(Element data from apps and pages)
--- START ---

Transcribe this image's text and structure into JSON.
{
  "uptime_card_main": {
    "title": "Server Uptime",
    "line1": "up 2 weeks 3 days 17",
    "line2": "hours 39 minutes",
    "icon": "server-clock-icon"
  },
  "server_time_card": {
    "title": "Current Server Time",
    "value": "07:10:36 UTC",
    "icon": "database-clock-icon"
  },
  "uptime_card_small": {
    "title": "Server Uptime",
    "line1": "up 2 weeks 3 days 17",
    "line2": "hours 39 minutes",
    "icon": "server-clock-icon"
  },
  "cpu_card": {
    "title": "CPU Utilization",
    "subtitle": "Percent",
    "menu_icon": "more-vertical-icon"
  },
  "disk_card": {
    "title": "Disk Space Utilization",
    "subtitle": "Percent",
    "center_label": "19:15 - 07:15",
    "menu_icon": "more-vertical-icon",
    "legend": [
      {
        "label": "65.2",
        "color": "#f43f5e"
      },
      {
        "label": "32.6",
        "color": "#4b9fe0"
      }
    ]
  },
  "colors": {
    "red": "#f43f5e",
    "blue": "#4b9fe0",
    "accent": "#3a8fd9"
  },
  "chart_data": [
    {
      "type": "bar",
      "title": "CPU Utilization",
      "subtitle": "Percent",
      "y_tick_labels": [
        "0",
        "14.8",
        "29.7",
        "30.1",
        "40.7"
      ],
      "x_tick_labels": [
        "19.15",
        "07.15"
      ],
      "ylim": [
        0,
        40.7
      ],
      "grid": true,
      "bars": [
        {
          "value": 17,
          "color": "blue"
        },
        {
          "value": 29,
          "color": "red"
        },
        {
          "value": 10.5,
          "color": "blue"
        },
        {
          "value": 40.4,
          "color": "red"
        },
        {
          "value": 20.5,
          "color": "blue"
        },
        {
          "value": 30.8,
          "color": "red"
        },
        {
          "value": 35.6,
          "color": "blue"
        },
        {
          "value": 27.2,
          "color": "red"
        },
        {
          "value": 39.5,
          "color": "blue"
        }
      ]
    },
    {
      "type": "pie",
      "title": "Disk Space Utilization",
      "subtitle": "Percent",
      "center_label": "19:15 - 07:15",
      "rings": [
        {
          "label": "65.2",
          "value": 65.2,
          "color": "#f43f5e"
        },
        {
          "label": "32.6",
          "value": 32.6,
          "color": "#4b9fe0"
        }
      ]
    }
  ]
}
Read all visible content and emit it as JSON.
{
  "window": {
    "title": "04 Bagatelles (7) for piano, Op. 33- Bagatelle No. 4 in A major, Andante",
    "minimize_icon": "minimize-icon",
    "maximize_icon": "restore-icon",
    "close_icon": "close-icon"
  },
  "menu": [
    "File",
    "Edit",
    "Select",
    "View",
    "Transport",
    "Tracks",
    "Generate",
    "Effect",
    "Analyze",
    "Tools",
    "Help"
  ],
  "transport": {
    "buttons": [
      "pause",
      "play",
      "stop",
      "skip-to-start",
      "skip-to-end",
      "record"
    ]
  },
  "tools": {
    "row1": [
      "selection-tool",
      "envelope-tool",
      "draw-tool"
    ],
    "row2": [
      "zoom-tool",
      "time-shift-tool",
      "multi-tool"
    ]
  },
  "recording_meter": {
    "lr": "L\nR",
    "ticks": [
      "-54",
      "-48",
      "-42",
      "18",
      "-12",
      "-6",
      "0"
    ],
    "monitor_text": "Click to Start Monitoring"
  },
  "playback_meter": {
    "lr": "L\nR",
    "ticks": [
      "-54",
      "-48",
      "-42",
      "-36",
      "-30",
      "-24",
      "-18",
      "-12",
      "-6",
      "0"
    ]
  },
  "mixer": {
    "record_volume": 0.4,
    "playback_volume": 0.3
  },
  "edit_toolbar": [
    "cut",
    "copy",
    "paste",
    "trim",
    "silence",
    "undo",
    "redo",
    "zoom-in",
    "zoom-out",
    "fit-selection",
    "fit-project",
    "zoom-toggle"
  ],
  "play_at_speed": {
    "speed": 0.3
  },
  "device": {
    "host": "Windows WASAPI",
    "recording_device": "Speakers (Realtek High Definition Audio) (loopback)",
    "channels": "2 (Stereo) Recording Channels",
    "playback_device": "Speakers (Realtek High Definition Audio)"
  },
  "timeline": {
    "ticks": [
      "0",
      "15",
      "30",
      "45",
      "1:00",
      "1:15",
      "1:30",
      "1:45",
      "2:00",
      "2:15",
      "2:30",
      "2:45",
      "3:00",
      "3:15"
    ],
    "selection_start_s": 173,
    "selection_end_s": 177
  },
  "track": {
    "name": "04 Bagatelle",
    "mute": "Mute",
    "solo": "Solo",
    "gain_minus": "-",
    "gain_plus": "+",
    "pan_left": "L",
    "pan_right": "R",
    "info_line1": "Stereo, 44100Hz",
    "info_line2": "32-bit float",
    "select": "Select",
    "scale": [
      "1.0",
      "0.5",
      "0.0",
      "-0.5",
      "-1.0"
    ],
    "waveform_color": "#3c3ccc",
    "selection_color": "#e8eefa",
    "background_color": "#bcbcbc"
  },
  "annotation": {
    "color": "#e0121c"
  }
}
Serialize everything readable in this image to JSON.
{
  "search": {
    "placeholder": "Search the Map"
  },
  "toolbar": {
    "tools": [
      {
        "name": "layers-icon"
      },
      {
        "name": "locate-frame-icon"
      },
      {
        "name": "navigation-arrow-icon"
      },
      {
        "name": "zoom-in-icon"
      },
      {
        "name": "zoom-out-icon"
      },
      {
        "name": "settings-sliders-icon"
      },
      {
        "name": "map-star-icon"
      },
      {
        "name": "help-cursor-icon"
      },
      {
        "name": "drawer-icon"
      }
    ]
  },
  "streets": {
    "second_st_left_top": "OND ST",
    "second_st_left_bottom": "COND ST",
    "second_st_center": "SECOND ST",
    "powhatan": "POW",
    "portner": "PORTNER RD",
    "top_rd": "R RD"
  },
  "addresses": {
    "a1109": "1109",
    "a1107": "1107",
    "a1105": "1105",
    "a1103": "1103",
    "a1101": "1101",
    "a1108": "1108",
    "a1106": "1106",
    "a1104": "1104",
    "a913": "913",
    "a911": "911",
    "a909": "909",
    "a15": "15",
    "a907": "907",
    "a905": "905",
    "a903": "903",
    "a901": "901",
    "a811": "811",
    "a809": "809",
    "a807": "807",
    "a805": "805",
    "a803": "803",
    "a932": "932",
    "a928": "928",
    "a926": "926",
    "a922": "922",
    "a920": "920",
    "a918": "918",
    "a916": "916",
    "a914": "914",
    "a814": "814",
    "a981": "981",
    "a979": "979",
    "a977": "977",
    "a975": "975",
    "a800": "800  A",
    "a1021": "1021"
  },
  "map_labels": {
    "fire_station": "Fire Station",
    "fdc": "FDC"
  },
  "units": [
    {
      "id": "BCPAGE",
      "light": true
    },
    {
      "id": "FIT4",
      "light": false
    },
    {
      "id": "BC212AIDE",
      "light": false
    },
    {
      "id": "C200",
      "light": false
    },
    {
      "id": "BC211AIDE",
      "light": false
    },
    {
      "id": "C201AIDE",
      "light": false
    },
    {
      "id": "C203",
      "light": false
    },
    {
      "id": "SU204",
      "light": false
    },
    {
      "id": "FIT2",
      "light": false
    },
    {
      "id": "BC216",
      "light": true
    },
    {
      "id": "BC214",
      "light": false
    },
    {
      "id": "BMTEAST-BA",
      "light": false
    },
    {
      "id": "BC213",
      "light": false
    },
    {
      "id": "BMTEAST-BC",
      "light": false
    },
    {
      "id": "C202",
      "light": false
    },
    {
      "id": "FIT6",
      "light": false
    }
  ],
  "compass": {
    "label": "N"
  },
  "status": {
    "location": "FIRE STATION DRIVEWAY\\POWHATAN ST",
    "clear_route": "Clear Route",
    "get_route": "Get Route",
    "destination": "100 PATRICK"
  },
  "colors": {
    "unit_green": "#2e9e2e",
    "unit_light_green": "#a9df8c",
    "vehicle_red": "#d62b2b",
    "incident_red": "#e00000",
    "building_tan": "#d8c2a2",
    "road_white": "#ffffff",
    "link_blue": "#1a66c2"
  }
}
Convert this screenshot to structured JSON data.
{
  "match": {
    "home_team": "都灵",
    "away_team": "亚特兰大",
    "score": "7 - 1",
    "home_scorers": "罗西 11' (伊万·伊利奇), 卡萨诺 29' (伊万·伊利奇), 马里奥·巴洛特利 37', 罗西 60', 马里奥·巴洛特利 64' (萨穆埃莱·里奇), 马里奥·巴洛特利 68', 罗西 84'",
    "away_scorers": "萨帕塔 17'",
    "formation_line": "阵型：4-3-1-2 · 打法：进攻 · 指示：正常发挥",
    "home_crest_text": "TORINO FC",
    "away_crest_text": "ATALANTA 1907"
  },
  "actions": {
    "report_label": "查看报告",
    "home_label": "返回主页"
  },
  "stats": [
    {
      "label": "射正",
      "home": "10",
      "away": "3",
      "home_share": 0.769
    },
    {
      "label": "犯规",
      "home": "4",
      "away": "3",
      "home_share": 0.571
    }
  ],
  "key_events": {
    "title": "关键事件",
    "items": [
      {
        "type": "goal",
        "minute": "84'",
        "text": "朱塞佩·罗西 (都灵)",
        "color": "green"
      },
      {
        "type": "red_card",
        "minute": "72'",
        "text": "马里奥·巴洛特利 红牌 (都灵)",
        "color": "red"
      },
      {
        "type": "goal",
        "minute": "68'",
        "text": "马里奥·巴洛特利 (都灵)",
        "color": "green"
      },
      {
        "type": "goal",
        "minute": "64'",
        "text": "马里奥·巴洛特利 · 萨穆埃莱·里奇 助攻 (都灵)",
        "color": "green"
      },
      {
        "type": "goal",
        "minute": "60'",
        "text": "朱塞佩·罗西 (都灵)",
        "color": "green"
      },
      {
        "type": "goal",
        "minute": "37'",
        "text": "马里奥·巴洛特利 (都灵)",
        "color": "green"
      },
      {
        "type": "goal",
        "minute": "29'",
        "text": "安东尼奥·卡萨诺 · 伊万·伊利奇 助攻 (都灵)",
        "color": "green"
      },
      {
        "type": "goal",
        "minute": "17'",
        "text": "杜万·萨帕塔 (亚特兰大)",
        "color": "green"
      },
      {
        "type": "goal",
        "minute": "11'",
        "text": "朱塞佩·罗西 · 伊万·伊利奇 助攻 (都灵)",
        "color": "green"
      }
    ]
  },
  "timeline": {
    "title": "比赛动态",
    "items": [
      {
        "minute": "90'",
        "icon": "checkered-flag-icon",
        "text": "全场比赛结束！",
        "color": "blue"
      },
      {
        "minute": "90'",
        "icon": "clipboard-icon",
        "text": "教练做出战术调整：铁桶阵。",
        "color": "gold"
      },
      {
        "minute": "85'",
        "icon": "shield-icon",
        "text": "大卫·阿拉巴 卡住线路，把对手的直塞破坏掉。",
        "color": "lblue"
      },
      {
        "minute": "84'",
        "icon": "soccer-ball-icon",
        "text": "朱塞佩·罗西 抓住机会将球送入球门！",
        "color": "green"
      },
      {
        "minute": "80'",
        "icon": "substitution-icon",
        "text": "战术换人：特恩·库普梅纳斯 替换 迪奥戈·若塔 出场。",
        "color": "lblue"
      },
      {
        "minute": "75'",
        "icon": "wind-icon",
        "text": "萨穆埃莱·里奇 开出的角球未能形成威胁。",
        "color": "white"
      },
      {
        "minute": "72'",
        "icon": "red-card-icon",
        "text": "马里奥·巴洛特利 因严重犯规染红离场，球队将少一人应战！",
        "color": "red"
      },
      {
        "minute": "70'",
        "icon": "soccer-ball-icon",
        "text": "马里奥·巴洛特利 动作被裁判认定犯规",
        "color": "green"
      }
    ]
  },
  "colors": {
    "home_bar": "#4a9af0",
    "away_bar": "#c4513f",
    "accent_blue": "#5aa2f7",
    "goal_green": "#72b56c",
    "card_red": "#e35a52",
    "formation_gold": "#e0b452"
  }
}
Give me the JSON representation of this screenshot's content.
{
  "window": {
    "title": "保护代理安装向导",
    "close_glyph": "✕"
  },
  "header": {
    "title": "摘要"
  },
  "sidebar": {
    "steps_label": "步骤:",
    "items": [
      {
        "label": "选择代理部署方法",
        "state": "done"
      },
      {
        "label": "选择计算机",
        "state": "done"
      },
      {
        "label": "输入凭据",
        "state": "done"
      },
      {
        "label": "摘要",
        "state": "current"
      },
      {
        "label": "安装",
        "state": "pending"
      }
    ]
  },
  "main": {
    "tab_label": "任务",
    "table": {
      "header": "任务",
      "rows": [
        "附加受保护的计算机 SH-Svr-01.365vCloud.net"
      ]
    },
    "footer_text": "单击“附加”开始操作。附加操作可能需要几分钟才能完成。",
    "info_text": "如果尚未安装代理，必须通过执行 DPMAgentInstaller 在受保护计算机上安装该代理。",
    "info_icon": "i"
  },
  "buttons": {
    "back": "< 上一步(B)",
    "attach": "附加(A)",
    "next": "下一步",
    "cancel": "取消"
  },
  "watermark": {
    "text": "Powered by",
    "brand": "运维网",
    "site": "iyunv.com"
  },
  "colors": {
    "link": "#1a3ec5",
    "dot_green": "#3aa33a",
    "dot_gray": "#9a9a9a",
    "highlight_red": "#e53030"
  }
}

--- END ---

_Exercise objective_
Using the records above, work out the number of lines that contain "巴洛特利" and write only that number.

_Final answer_
7